The Wing Chun Wooden Man (Mook Yan Jong) is a training tool that can and should be used throughout training from the very first day. Concepts from all courses can be applied and practiced on the Wooden Man. He makes a suitable training partner when none else can be found, and he is a superb aid in conditioning the hands, forearms, feet and shins. However, the twelve-month Wooden Man Course exploits its own Wooden Man Form. This form is more like a mock fight with the Wooden Man in which he either provides the initiating attack, or takes the alternate side of a mock fight.
The Wooden Man Course enhances the punch by teaching students to combine concepts, strategies and techniques from all of the previous courses. Whereas in the each subsequent course builds on the principles learned in the previous courses, the Intermediate Course and Advanced Course have much closer ties to the Novice Course than they do to each other. However, in the Wooden Man Course, all of these concepts are woven together on an apparatus that at once forces correct lines and conditions the arms, legs, hands and feet.
The Wooden Man Course combines all aspects of fighting, including entering, kicking, boxing, trapping, throwing, grappling and ground fighting. However, the emphasis is on upright and mobile fighting (kicking, boxing, trapping and grappling), so there is very little practice with entering, throwing and ground fighting. The Wooden Man Form causes the student to change distances often. Therefore, he or she is constantly called to flow between one aspect of fighting and another.
The sparring exercises learned in the previous courses are maintained in the Wooden Man Course, but this course adds another type of sparring exercise known as "Dummy Hands," or "Jong Sao." Jong Sao consists of two partners working through the mock fights outlined in the Wooden Man Form and breaking those forms into combinations of two or three sequences.Continually striking a wooden man will condition a person of any size or stature and enable them to strike with shocking force. In addition, the emphasis on bodylines allows students to much more effectively and powerfully deliver force in their strikes.
Dragon Pole Course
Wing Chun's first weapon class is four-month The Dragon Pole Course, and explores the Dragon Pole Form, or "Look Boon Dim Kwan". Along with the form, there are a good number of exercises utilizing the pole for training leverage. Most of these exercises enhance punching strength.The study of the pole is a study in using the same mechanics as those used in the punch, with some alteration to account for the longer lever. Unlike fencing, dragon pole training allows for radical angle changes, which makes for a less predictable and more dynamic type of sparring.
Dual Sabers Course
The final Wing Chun course is the 12-month Dual Sabers Course. For nearly a century, Wing Chun practitioners have practiced this form using a specialized type of knife known as Batjumdao, or "Eight Directional Slashing Blades." However, recent research has shown that the form was originally practiced with a pair of short swords. Using two swords allows the practitioner to transition from the principles learned in pole fighting to two-handed swords and finally to the double short swords, or in other words, from fighting with one line to fighting with and coordinating two weapons.
The Dual Sabers Course employs the thrusting of the punch in stabbing, but adds slashing force as well.
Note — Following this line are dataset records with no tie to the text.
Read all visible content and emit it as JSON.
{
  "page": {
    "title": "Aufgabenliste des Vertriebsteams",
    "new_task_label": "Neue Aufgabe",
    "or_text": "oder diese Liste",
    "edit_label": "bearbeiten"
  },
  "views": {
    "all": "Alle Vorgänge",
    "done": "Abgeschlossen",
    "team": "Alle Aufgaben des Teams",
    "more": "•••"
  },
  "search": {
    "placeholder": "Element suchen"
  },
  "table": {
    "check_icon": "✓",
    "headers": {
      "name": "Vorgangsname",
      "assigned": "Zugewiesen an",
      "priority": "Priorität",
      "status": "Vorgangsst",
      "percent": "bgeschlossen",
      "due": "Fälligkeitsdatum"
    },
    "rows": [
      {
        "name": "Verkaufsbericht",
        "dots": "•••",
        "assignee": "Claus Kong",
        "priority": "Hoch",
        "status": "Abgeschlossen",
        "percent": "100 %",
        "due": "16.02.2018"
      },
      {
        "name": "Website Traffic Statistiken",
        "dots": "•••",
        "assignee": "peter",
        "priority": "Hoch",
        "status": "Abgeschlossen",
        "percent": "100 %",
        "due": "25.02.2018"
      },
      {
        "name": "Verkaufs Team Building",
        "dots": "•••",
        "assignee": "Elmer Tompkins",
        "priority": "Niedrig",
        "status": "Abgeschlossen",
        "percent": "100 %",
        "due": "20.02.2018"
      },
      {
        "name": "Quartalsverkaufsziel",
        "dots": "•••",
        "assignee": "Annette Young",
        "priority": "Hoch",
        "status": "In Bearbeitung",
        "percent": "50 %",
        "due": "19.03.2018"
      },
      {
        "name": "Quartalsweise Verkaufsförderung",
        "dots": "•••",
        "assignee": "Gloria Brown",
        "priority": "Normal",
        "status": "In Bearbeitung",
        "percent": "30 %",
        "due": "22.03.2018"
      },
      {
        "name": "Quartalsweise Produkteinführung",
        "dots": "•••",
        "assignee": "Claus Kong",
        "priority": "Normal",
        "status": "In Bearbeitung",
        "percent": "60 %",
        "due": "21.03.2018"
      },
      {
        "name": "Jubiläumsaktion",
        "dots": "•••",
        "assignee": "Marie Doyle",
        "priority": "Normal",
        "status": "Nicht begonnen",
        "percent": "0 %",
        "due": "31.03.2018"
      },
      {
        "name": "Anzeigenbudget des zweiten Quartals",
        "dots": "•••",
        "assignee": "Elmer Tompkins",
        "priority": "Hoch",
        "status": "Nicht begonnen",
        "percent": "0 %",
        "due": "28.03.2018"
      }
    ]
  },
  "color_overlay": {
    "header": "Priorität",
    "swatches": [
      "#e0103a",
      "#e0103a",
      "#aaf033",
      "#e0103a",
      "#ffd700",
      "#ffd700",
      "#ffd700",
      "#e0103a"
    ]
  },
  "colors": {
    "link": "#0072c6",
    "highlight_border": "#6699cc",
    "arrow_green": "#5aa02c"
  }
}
Like pole sparring, sword sparring employs entering and distance fighting, but given that the swords are much shorter than the pole, opportunities for grappling, kicking, throwing, and disarming arise much more often in the swords form. Because of this, the Butterfly Swords Course is the crowning pinnacle of the Wing Chun System.
Sparring with the swords is similar to fencing, except that more than one line is allowed, the rules of foil, saber and epee are all combined, and Wing Chun swordsmen fight with two blades at once. This combination allows for better body balance since a Wing Chun swordsman uses both hands equally.